A local political scientist thinks it is very unlikely that the Electoral College will be able to change the outcome of this year's presidential election when they officially cast their ballots on Monday. Dr. Timothy Kneeland, a political science professor at Nazareth College, says that Monday's vote is more of a formality than anything else.

A local political scientist thinks it is very unlikely that the Electoral College will be able to change the outcome of this year's presidential election when they officially cast their ballots on Monday.

Dr. Timothy Kneeland, a political science professor at Nazareth College, says that Monday's vote is more of a formality than anything else. The electoral college has 538 members, all chosen by their state's political parties. Kneeland says history shows that most will vote for whoever won the election in their state.

News10NBC: "So it's nearly impossible this will change the outcome?"

Kneeland: "It's very unlikely that you could get 37 people to conspire to change the election outcome."

That's the number of electors who essentially would have to buck their party. Kneeland says history shows some electors have changed their vote to go against the winner -- but it's never actually changed the outcome of an election. If an elector does that, they could be penalized and have to pay a fine.

But since Donald Trump did not win the popular vote- Hillary Clinton won by over two million votes- experts say a movement is underway to get rid of the Electoral College.

Kneeland suggested one alternative:

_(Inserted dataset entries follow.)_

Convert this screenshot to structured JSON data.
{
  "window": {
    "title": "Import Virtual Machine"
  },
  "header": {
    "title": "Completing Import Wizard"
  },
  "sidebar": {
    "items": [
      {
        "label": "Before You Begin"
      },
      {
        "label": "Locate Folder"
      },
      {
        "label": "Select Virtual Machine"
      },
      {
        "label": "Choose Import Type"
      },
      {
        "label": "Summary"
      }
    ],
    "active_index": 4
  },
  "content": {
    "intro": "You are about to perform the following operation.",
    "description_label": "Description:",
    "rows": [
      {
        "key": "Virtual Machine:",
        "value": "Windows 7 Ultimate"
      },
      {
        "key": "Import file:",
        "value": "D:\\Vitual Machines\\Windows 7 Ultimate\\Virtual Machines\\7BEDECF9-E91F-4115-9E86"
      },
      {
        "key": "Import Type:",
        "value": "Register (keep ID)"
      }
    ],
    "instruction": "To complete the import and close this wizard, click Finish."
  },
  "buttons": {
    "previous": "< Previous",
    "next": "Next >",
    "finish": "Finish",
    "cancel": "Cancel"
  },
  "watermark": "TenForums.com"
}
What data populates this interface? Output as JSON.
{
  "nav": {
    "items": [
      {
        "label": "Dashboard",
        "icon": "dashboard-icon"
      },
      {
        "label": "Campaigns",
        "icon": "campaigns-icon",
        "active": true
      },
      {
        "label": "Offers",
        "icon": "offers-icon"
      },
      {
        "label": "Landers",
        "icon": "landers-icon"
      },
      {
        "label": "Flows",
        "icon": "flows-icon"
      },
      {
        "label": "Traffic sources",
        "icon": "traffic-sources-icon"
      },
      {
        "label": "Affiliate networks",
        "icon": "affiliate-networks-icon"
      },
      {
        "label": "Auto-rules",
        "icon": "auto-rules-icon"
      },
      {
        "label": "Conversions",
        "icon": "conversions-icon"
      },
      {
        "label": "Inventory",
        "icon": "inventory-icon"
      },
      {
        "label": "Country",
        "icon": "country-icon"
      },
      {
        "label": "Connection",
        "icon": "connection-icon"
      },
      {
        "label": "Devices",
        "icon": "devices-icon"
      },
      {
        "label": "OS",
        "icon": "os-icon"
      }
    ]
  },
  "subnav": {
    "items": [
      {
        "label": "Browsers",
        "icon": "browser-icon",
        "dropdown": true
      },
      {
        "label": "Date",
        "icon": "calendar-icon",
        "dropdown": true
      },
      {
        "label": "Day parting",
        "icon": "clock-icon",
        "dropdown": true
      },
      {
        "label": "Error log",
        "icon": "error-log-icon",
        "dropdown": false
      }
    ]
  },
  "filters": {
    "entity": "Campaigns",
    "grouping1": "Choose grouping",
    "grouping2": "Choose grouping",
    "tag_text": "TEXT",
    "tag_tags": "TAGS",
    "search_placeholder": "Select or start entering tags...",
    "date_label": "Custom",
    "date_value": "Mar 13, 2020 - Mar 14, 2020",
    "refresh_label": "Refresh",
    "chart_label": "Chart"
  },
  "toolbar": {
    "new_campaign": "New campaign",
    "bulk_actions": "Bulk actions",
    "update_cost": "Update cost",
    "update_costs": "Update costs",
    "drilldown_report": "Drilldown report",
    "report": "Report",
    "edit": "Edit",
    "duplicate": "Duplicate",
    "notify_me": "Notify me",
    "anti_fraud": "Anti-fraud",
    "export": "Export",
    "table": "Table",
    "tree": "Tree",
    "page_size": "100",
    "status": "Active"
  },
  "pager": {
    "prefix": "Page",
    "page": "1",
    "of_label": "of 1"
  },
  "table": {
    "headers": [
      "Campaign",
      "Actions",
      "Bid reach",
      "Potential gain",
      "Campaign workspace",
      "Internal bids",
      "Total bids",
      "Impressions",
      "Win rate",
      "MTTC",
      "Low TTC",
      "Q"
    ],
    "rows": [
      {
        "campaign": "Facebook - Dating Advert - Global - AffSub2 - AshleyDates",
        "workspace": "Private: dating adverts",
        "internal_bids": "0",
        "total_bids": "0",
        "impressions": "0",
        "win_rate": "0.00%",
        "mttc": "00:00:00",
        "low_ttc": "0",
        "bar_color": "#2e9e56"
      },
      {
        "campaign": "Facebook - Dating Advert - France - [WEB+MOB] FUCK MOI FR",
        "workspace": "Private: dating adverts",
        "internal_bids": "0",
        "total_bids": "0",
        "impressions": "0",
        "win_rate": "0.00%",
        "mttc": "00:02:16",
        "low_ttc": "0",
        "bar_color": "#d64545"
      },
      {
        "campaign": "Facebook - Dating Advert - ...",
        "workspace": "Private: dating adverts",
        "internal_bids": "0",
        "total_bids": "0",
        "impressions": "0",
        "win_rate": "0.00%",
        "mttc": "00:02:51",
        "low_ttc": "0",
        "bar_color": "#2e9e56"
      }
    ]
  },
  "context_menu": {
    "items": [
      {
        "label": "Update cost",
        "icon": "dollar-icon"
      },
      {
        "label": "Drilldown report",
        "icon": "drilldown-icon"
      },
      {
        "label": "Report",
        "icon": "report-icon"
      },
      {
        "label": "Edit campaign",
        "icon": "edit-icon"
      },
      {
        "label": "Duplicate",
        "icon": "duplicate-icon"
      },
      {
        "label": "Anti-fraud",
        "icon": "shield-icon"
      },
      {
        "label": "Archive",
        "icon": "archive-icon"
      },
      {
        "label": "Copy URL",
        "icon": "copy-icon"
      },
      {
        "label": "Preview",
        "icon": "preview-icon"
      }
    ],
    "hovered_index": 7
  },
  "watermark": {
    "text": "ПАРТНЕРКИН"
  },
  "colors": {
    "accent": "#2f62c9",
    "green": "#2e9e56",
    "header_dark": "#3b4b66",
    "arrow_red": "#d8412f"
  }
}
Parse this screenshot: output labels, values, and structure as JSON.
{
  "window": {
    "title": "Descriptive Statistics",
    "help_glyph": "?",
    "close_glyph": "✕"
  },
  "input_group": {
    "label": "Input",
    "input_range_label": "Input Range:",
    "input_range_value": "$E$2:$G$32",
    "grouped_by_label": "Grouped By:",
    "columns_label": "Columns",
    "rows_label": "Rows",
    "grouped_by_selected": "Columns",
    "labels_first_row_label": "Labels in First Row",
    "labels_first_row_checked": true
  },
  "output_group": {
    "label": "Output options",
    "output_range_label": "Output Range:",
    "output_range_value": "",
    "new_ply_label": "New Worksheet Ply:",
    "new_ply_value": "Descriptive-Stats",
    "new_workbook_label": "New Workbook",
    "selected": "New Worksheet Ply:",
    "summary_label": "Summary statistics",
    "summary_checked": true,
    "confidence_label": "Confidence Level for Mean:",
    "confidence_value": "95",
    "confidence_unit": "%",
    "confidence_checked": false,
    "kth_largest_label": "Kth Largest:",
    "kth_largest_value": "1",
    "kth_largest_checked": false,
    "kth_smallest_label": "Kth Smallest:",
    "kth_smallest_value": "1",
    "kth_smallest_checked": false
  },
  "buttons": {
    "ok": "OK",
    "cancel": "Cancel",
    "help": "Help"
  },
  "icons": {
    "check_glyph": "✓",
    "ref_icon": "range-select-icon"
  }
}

"Maybe they could put pressure on their state government to sign the compact law, like New York has, where they guarantee that no matter the outcome in their state, their electors would pledge to vote for the person who won the popular vote."

The other method- a constitutional amendment- is unlikely, says Kneeland, as three-quarters of the states would have to vote to change the Constitution.

After the Electors cast their ballots on Monday, Congress will meet on January 6 to count the votes.